After a quick read of the standard, it is obvious that an iCalendar component can be represented as a primary object with the individual components represented as sub-classes.This lends itself to object oriented programming. Unfortunately, this project will be built in the reverse of the typical development order; create the programmatic interface and then use the database for persisting the data.
We can, however, take advantage of the apparent inheritable hierarchy of the standard in building the database schema. In a typical OOP project, a Calendar object would be created and then a sub-class, inheriting Calendar, would be created for each of the components with the properties for each defined. Because the iCalendar standard reuses many of the fields between components for similar uses, a single CalendarItem table can be created with another table defining the component for each entry.
The iCalendar object has four properties that apply to the calendar object level; Product ID, Version, Calendar Scale and Method. The product ID identifies the application that generates an iCalendar file and the Version tells the importing application which standards version to use. In the case of RFC 5545, the version is 2.0. Calendar Scale and Method are both optional. Calendar Scale defines the “scale” of the calendar. By default, this is GREGORIAN, but others may be defined in other or future RFCs. The Method is the transport method as defined in RFC 5546. I’m not sure if this should be persisted, so I’ll have a field in the database but it will be nullable.
The rest of the properties of the iCalendar object can be assigned to at least one of the six components. As stated in an earlier post, these components are Events, To dos, Journals, Free/Busy schedules, Alarms and Time Zones. Going forward, this blog will refer to the component in general as listed here and the specific objects will be prefixed by a “v”; as in vEvent, vToDo, vJournal, vFreeBusy, vAlarm and vTimeZone.
The vEvent object is a set of properties, possibly including those for a vAlarm, that defines a block of time when something is to happen. When thinking about calendars, this is the most common component type. Additionally, it cannot be nested within another component, but can be related to other vEvents, vToDos and vJournals.
vToDos are sets of properties, also possibly including those for a vAlarm, that defines a work item for an individual. Like the vEvents, vToDos cannot be nested within another component. It can, however, be related to other vToDos, vEvents and vJournals.
vJournals are sets of properties that defines one or more descriptive text notes associated with a particular calendar date. Because a vJournal had no time, it will not affect Free/Busy searches. Like the vEvents, vJournals cannot be nested within another component.
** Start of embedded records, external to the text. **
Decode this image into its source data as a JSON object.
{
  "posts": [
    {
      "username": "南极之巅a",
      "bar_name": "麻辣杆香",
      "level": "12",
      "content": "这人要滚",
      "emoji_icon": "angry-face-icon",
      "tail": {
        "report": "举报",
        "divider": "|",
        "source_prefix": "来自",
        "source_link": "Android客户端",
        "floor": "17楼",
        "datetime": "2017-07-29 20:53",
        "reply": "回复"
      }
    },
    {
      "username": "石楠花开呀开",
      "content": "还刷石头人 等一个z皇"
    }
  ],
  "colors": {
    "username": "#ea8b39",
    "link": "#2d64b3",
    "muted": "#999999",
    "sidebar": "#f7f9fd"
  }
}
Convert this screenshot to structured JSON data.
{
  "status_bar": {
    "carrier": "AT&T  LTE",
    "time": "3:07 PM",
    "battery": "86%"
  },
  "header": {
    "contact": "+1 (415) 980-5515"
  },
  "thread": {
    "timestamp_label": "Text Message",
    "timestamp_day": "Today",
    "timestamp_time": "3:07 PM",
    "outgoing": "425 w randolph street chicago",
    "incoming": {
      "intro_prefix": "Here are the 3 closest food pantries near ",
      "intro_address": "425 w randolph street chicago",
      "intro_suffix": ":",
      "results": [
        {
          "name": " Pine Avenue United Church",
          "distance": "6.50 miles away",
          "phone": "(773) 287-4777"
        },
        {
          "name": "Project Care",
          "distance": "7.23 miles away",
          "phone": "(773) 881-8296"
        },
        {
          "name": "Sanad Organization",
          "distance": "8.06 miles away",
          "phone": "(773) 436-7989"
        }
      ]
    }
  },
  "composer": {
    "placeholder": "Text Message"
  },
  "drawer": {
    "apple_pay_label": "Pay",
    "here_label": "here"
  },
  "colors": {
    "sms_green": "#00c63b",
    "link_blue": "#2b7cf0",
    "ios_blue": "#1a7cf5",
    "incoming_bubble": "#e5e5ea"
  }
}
It can, however, be related to other vJournals, vEvents and vToDos.
vFreeBusy are either a request for Free/Busy, a response to a request or a published Free/Busy schedule. Because of that, the data will not be persisted.
vAlarms are a set of properties that define a reminder for a vEvent or vToDo. There can be zero or more Alarms for an Event or a To Do. Because of that, a mechanism for associating the alarms with the parent component is built into the properties.
Note: Implementations should carefully consider whether they accept alarm components from untrusted sources, e.g., when importing calendar objects from external sources. One reasonable policy is to always ignore alarm components that the calendar user has not set herself, or at least ask for confirmation in such a case.
The final component is vTimeZone. It unambiguously defines the time rules for a specific geographic region. It is used by other components to define local times.
Note: The specification of a global time zone registry is not addressed by this document and is left for future study. However, implementers may find the TZ database a useful reference. It is an informal, public-domain collection of time zone information, which is currently being maintained by volunteer Internet participants, and is used in several operating systems. This database contains current and historical time zone information for a wide variety of locations around the globe; it provides a time zone identifier for every unique time zone rule set in actual use since 1970, with historical data going back to the introduction of standard time.